  3. V. V. Chari & Lawrence J. Christiano & Patrick J. Kehoe, 1991. "Optimal fiscal and monetary policy: some recent results," Staff Report 147, Federal Reserve Bank of Minneapolis.
  4. Javier Diaz-Gimenez & Giorgia Giovannetti & Ramon Marimon & Pedro Teles, 2008. "Nominal Debt as a Burden on Monetary Policy," Review of Economic Dynamics, Elsevier for the Society for Economic Dynamics, vol. 11(3), pages 493-514, July.
  5. Paul Gomme & Paul Klein, 2009. "Second-order approximation of dynamic models without the use of tensors," Working Papers 09004, Concordia University, Department of Economics, revised 28 Apr 2010.
  6. Martin Uribe & Stephanie Schmitt-Grohe, 2001. "Optimal fiscal and monetary policy under sticky prices," Proceedings, Federal Reserve Bank of San Francisco, issue Jun.
  7. Campbell Leith & Simon Wren‐Lewis, 2013. "Fiscal Sustainability in a New Keynesian Model," Journal of Money, Credit and Banking, Blackwell Publishing, vol. 45(8), pages 1477-1516, December.
  8. Rotemberg, Julio J, 1982. "Sticky Prices in the United States," Journal of Political Economy, University of Chicago Press, vol. 90(6), pages 1187-1211, December.
  9. Sbordone, Argia M., 2002. "Prices and unit labor costs: a new test of price stickiness," Journal of Monetary Economics, Elsevier, vol. 49(2), pages 265-292, March.
  10. Michael Woodford, 1998. "Doing Without Money: Controlling Inflation in a Post-Monetary World," Review of Economic Dynamics, Elsevier for the Society for Economic Dynamics, vol. 1(1), pages 173-219, January.
  11. Albert Marcet & Thomas J. Sargent & Juha Seppala, 1996. "Optimal taxation without state-contingent debt," Economics Working Papers 170, Department of Economics and Business, Universitat Pompeu Fabra, revised Oct 2001.
  12. Campbell Leith & Ioana Moldovan & Raffaele Rossi, 2009. "Monetary and fiscal policy under deep habits," Working Papers 2009_32, Business School - Economics, University of Glasgow.
  13. Leeper, Eric M., 1991. "Equilibria under 'active' and 'passive' monetary and fiscal policies," Journal of Monetary Economics, Elsevier, vol. 27(1), pages 129-147, February.
  14. Adam, Klaus & Billi, Roberto M., 2004. "Optimal monetary policy under commitment with a zero bound on nominal interest rates," Working Paper Series 0377, European Central Bank.
  15. Adam, Klaus & Billi, Roberto M., 2008. "Monetary conservatism and fiscal policy," Journal of Monetary Economics, Elsevier, vol. 55(8), pages 1376-1388, November.
Full references (including those not matched with items on IDEAS)

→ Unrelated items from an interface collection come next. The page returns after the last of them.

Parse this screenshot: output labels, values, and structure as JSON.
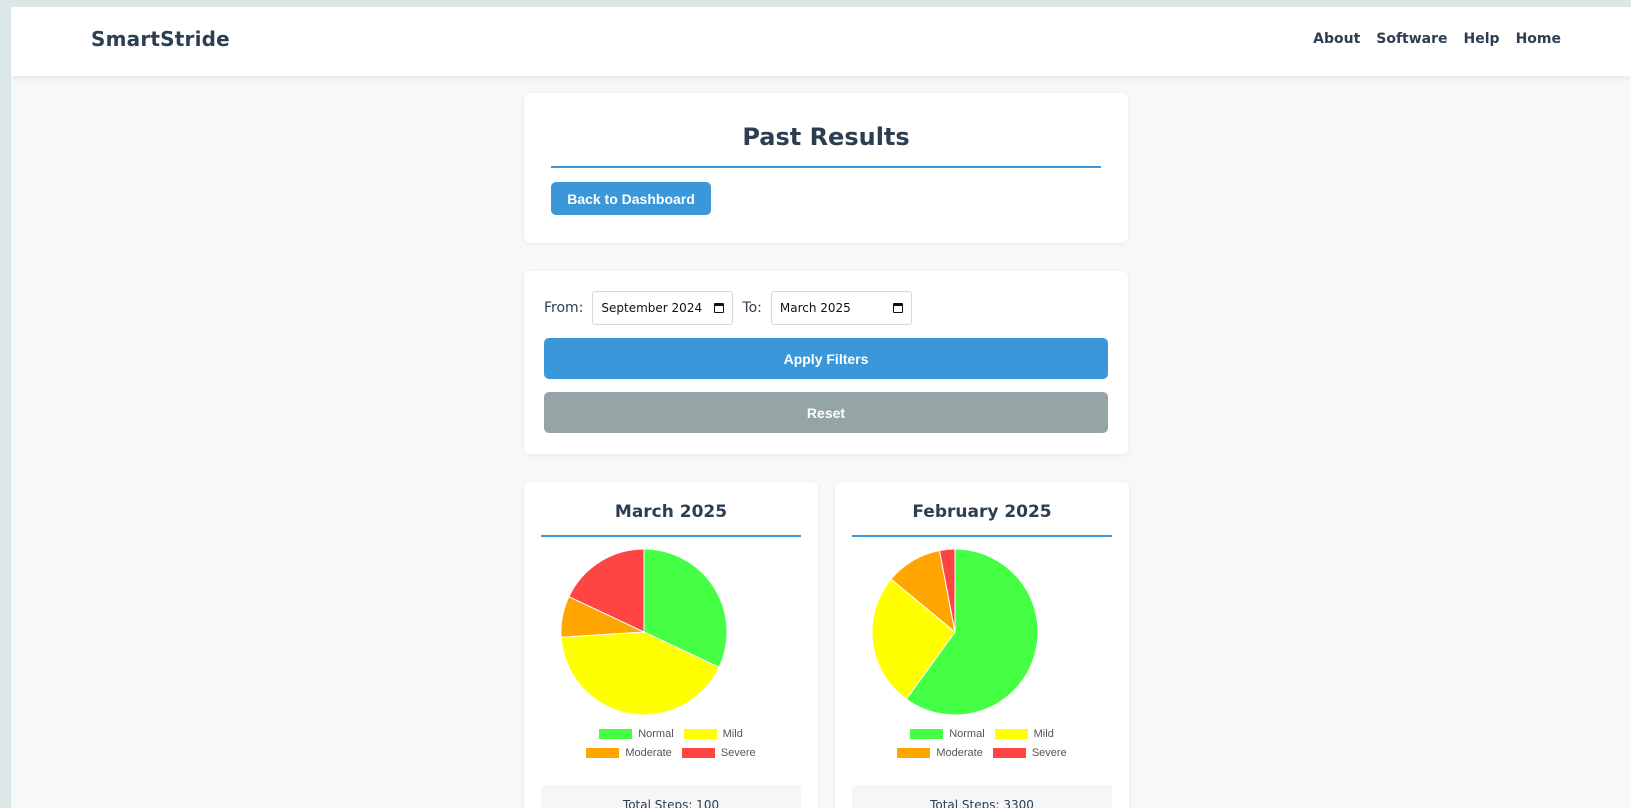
{
  "app": {
    "brand": "SmartStride",
    "nav": [
      "About",
      "Software",
      "Help",
      "Home"
    ]
  },
  "header_card": {
    "title": "Past Results",
    "back_button": "Back to Dashboard"
  },
  "filters": {
    "from_label": "From:",
    "from_value": "September 2024",
    "to_label": "To:",
    "to_value": "March 2025",
    "apply_label": "Apply Filters",
    "reset_label": "Reset"
  },
  "colors": {
    "accent": "#3a97d9",
    "reset": "#95a5a6",
    "normal": "#44ff44",
    "mild": "#ffff00",
    "moderate": "#ffa500",
    "severe": "#ff4444"
  },
  "legend_labels": [
    "Normal",
    "Mild",
    "Moderate",
    "Severe"
  ],
  "chart_data": [
    {
      "type": "pie",
      "title": "March 2025",
      "categories": [
        "Normal",
        "Mild",
        "Moderate",
        "Severe"
      ],
      "values": [
        32,
        42,
        8,
        18
      ],
      "colors": [
        "#44ff44",
        "#ffff00",
        "#ffa500",
        "#ff4444"
      ],
      "legend": "bottom",
      "total_label": "Total Steps: 100"
    },
    {
      "type": "pie",
      "title": "February 2025",
      "categories": [
        "Normal",
        "Mild",
        "Moderate",
        "Severe"
      ],
      "values": [
        60,
        26,
        11,
        3
      ],
      "colors": [
        "#44ff44",
        "#ffff00",
        "#ffa500",
        "#ff4444"
      ],
      "legend": "bottom",
      "total_label": "Total Steps: 3300"
    }
  ]
}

This item is not listed on Wikipedia, on a reading list or among the top items on IDEAS.

When requesting a correction, please mention this item's handle: RePEc:eee:eecrev:v:55:y:2011:i:1:p:57-74. See general information about how to correct material in RePEc.

For technical questions regarding this item, or to correct its authors, title, abstract, bibliographic or download information, contact: (Zhang, Lei)

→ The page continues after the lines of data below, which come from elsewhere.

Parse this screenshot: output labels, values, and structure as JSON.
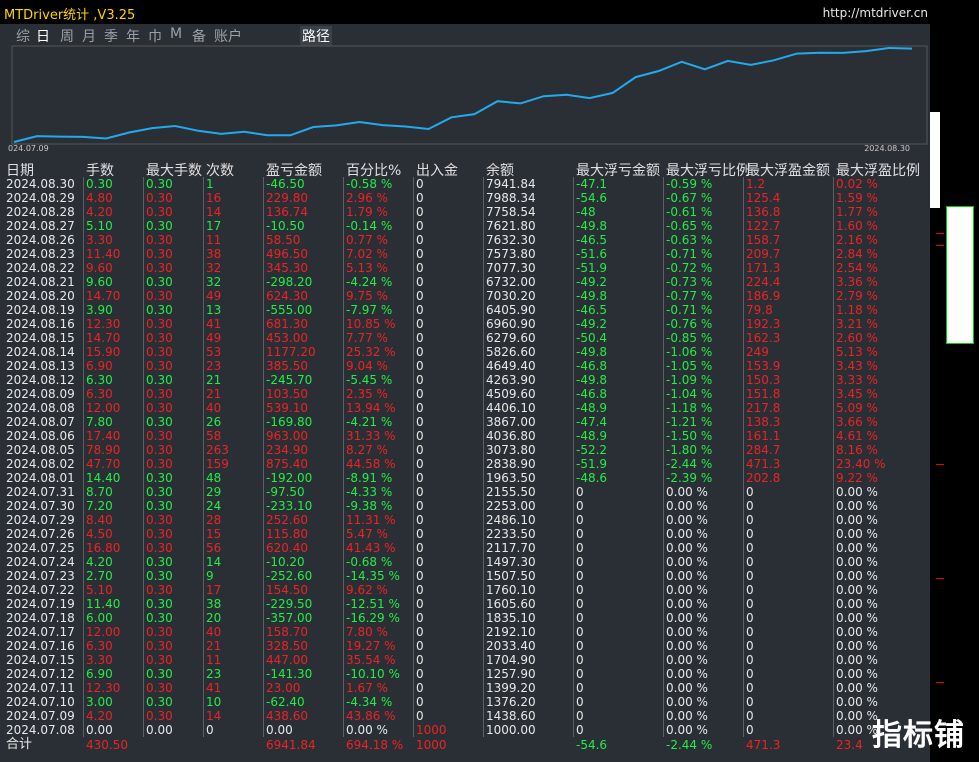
{
  "window": {
    "title": "MTDriver统计 ,V3.25",
    "url": "http://mtdriver.cn"
  },
  "tabs": [
    "综",
    "日",
    "周",
    "月",
    "季",
    "年",
    "巾",
    "M",
    "备",
    "账户"
  ],
  "active_tab": "日",
  "path_tab": "路径",
  "chart": {
    "start_label": "024.07.09",
    "end_label": "2024.08.30",
    "line_color": "#22aaee",
    "balance_series": [
      1000,
      1438.6,
      1399.2,
      1376.2,
      1257.9,
      1704.9,
      2033.4,
      2192.1,
      1835.1,
      1605.6,
      1760.1,
      1507.5,
      1497.3,
      2117.7,
      2233.5,
      2486.1,
      2253.0,
      2155.5,
      1963.5,
      2838.9,
      3073.8,
      4036.8,
      3867.0,
      4406.1,
      4509.6,
      4263.9,
      4649.4,
      5826.6,
      6279.6,
      6960.9,
      6405.9,
      7030.2,
      6732.0,
      7077.3,
      7573.8,
      7632.3,
      7621.8,
      7758.54,
      7988.34,
      7941.84
    ]
  },
  "headers": [
    "日期",
    "手数",
    "最大手数",
    "次数",
    "盈亏金额",
    "百分比%",
    "出入金",
    "余额",
    "最大浮亏金额",
    "最大浮亏比例",
    "最大浮盈金额",
    "最大浮盈比例"
  ],
  "rows": [
    [
      "2024.08.30",
      "0.30",
      "0.30",
      "1",
      "-46.50",
      "-0.58 %",
      "0",
      "7941.84",
      "-47.1",
      "-0.59 %",
      "1.2",
      "0.02 %"
    ],
    [
      "2024.08.29",
      "4.80",
      "0.30",
      "16",
      "229.80",
      "2.96 %",
      "0",
      "7988.34",
      "-54.6",
      "-0.67 %",
      "125.4",
      "1.59 %"
    ],
    [
      "2024.08.28",
      "4.20",
      "0.30",
      "14",
      "136.74",
      "1.79 %",
      "0",
      "7758.54",
      "-48",
      "-0.61 %",
      "136.8",
      "1.77 %"
    ],
    [
      "2024.08.27",
      "5.10",
      "0.30",
      "17",
      "-10.50",
      "-0.14 %",
      "0",
      "7621.80",
      "-49.8",
      "-0.65 %",
      "122.7",
      "1.60 %"
    ],
    [
      "2024.08.26",
      "3.30",
      "0.30",
      "11",
      "58.50",
      "0.77 %",
      "0",
      "7632.30",
      "-46.5",
      "-0.63 %",
      "158.7",
      "2.16 %"
    ],
    [
      "2024.08.23",
      "11.40",
      "0.30",
      "38",
      "496.50",
      "7.02 %",
      "0",
      "7573.80",
      "-51.6",
      "-0.71 %",
      "209.7",
      "2.84 %"
    ],
    [
      "2024.08.22",
      "9.60",
      "0.30",
      "32",
      "345.30",
      "5.13 %",
      "0",
      "7077.30",
      "-51.9",
      "-0.72 %",
      "171.3",
      "2.54 %"
    ],
    [
      "2024.08.21",
      "9.60",
      "0.30",
      "32",
      "-298.20",
      "-4.24 %",
      "0",
      "6732.00",
      "-49.2",
      "-0.73 %",
      "224.4",
      "3.36 %"
    ],
    [
      "2024.08.20",
      "14.70",
      "0.30",
      "49",
      "624.30",
      "9.75 %",
      "0",
      "7030.20",
      "-49.8",
      "-0.77 %",
      "186.9",
      "2.79 %"
    ],
    [
      "2024.08.19",
      "3.90",
      "0.30",
      "13",
      "-555.00",
      "-7.97 %",
      "0",
      "6405.90",
      "-46.5",
      "-0.71 %",
      "79.8",
      "1.18 %"
    ],
    [
      "2024.08.16",
      "12.30",
      "0.30",
      "41",
      "681.30",
      "10.85 %",
      "0",
      "6960.90",
      "-49.2",
      "-0.76 %",
      "192.3",
      "3.21 %"
    ],
    [
      "2024.08.15",
      "14.70",
      "0.30",
      "49",
      "453.00",
      "7.77 %",
      "0",
      "6279.60",
      "-50.4",
      "-0.85 %",
      "162.3",
      "2.60 %"
    ],
    [
      "2024.08.14",
      "15.90",
      "0.30",
      "53",
      "1177.20",
      "25.32 %",
      "0",
      "5826.60",
      "-49.8",
      "-1.06 %",
      "249",
      "5.13 %"
    ],
    [
      "2024.08.13",
      "6.90",
      "0.30",
      "23",
      "385.50",
      "9.04 %",
      "0",
      "4649.40",
      "-46.8",
      "-1.05 %",
      "153.9",
      "3.43 %"
    ],
    [
      "2024.08.12",
      "6.30",
      "0.30",
      "21",
      "-245.70",
      "-5.45 %",
      "0",
      "4263.90",
      "-49.8",
      "-1.09 %",
      "150.3",
      "3.33 %"
    ],
    [
      "2024.08.09",
      "6.30",
      "0.30",
      "21",
      "103.50",
      "2.35 %",
      "0",
      "4509.60",
      "-46.8",
      "-1.04 %",
      "151.8",
      "3.45 %"
    ],
    [
      "2024.08.08",
      "12.00",
      "0.30",
      "40",
      "539.10",
      "13.94 %",
      "0",
      "4406.10",
      "-48.9",
      "-1.18 %",
      "217.8",
      "5.09 %"
    ],
    [
      "2024.08.07",
      "7.80",
      "0.30",
      "26",
      "-169.80",
      "-4.21 %",
      "0",
      "3867.00",
      "-47.4",
      "-1.21 %",
      "138.3",
      "3.66 %"
    ],
    [
      "2024.08.06",
      "17.40",
      "0.30",
      "58",
      "963.00",
      "31.33 %",
      "0",
      "4036.80",
      "-48.9",
      "-1.50 %",
      "161.1",
      "4.61 %"
    ],
    [
      "2024.08.05",
      "78.90",
      "0.30",
      "263",
      "234.90",
      "8.27 %",
      "0",
      "3073.80",
      "-52.2",
      "-1.80 %",
      "284.7",
      "8.16 %"
    ],
    [
      "2024.08.02",
      "47.70",
      "0.30",
      "159",
      "875.40",
      "44.58 %",
      "0",
      "2838.90",
      "-51.9",
      "-2.44 %",
      "471.3",
      "23.40 %"
    ],
    [
      "2024.08.01",
      "14.40",
      "0.30",
      "48",
      "-192.00",
      "-8.91 %",
      "0",
      "1963.50",
      "-48.6",
      "-2.39 %",
      "202.8",
      "9.22 %"
    ],
    [
      "2024.07.31",
      "8.70",
      "0.30",
      "29",
      "-97.50",
      "-4.33 %",
      "0",
      "2155.50",
      "0",
      "0.00 %",
      "0",
      "0.00 %"
    ],
    [
      "2024.07.30",
      "7.20",
      "0.30",
      "24",
      "-233.10",
      "-9.38 %",
      "0",
      "2253.00",
      "0",
      "0.00 %",
      "0",
      "0.00 %"
    ],
    [
      "2024.07.29",
      "8.40",
      "0.30",
      "28",
      "252.60",
      "11.31 %",
      "0",
      "2486.10",
      "0",
      "0.00 %",
      "0",
      "0.00 %"
    ],
    [
      "2024.07.26",
      "4.50",
      "0.30",
      "15",
      "115.80",
      "5.47 %",
      "0",
      "2233.50",
      "0",
      "0.00 %",
      "0",
      "0.00 %"
    ],
    [
      "2024.07.25",
      "16.80",
      "0.30",
      "56",
      "620.40",
      "41.43 %",
      "0",
      "2117.70",
      "0",
      "0.00 %",
      "0",
      "0.00 %"
    ],
    [
      "2024.07.24",
      "4.20",
      "0.30",
      "14",
      "-10.20",
      "-0.68 %",
      "0",
      "1497.30",
      "0",
      "0.00 %",
      "0",
      "0.00 %"
    ],
    [
      "2024.07.23",
      "2.70",
      "0.30",
      "9",
      "-252.60",
      "-14.35 %",
      "0",
      "1507.50",
      "0",
      "0.00 %",
      "0",
      "0.00 %"
    ],
    [
      "2024.07.22",
      "5.10",
      "0.30",
      "17",
      "154.50",
      "9.62 %",
      "0",
      "1760.10",
      "0",
      "0.00 %",
      "0",
      "0.00 %"
    ],
    [
      "2024.07.19",
      "11.40",
      "0.30",
      "38",
      "-229.50",
      "-12.51 %",
      "0",
      "1605.60",
      "0",
      "0.00 %",
      "0",
      "0.00 %"
    ],
    [
      "2024.07.18",
      "6.00",
      "0.30",
      "20",
      "-357.00",
      "-16.29 %",
      "0",
      "1835.10",
      "0",
      "0.00 %",
      "0",
      "0.00 %"
    ],
    [
      "2024.07.17",
      "12.00",
      "0.30",
      "40",
      "158.70",
      "7.80 %",
      "0",
      "2192.10",
      "0",
      "0.00 %",
      "0",
      "0.00 %"
    ],
    [
      "2024.07.16",
      "6.30",
      "0.30",
      "21",
      "328.50",
      "19.27 %",
      "0",
      "2033.40",
      "0",
      "0.00 %",
      "0",
      "0.00 %"
    ],
    [
      "2024.07.15",
      "3.30",
      "0.30",
      "11",
      "447.00",
      "35.54 %",
      "0",
      "1704.90",
      "0",
      "0.00 %",
      "0",
      "0.00 %"
    ],
    [
      "2024.07.12",
      "6.90",
      "0.30",
      "23",
      "-141.30",
      "-10.10 %",
      "0",
      "1257.90",
      "0",
      "0.00 %",
      "0",
      "0.00 %"
    ],
    [
      "2024.07.11",
      "12.30",
      "0.30",
      "41",
      "23.00",
      "1.67 %",
      "0",
      "1399.20",
      "0",
      "0.00 %",
      "0",
      "0.00 %"
    ],
    [
      "2024.07.10",
      "3.00",
      "0.30",
      "10",
      "-62.40",
      "-4.34 %",
      "0",
      "1376.20",
      "0",
      "0.00 %",
      "0",
      "0.00 %"
    ],
    [
      "2024.07.09",
      "4.20",
      "0.30",
      "14",
      "438.60",
      "43.86 %",
      "0",
      "1438.60",
      "0",
      "0.00 %",
      "0",
      "0.00 %"
    ],
    [
      "2024.07.08",
      "0.00",
      "0.00",
      "0",
      "0.00",
      "0.00 %",
      "1000",
      "1000.00",
      "0",
      "0.00 %",
      "0",
      "0.00 %"
    ]
  ],
  "total": [
    "合计",
    "430.50",
    "",
    "",
    "6941.84",
    "694.18 %",
    "1000",
    "",
    "-54.6",
    "-2.44 %",
    "471.3",
    "23.4"
  ],
  "watermark": "指标铺",
  "colors": {
    "positive": "#ee2222",
    "negative": "#22ee44",
    "neutral": "#e8e8e8",
    "title": "#ffd400"
  }
}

If you have authored this item and are not yet registered with RePEc, we encourage you to do it here. This allows to link your profile to this item. It also allows you to accept potential citations to this item that we are uncertain about.

If references are entirely missing, you can add them using this form.

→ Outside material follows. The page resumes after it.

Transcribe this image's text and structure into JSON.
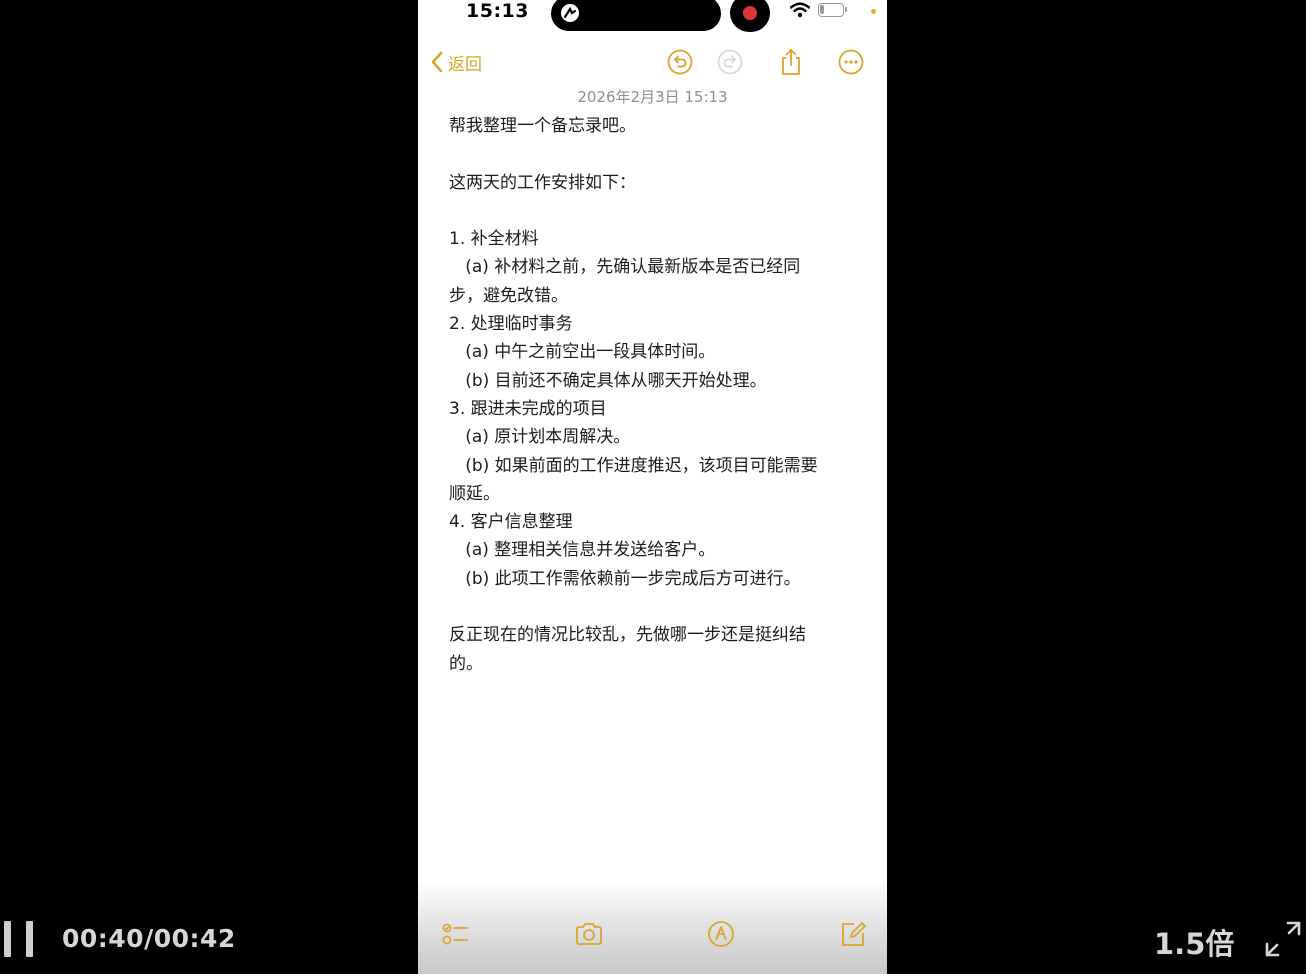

If the full references list an item that is present in RePEc, but the system did not link to it, you can help with this form.

If you know of missing items citing this one, you can help us creating those links by adding the relevant references in the same way as above, for each refering item. If you are a registered author of this item, you may also want to check the "citations" tab in your profile, as there may be some citations waiting for confirmation.

Please note that corrections may take a couple of weeks to filter through the various RePEc services.

This information is provided to you by IDEAS at the Research Division of the Federal Reserve Bank of St. Louis using RePEc data.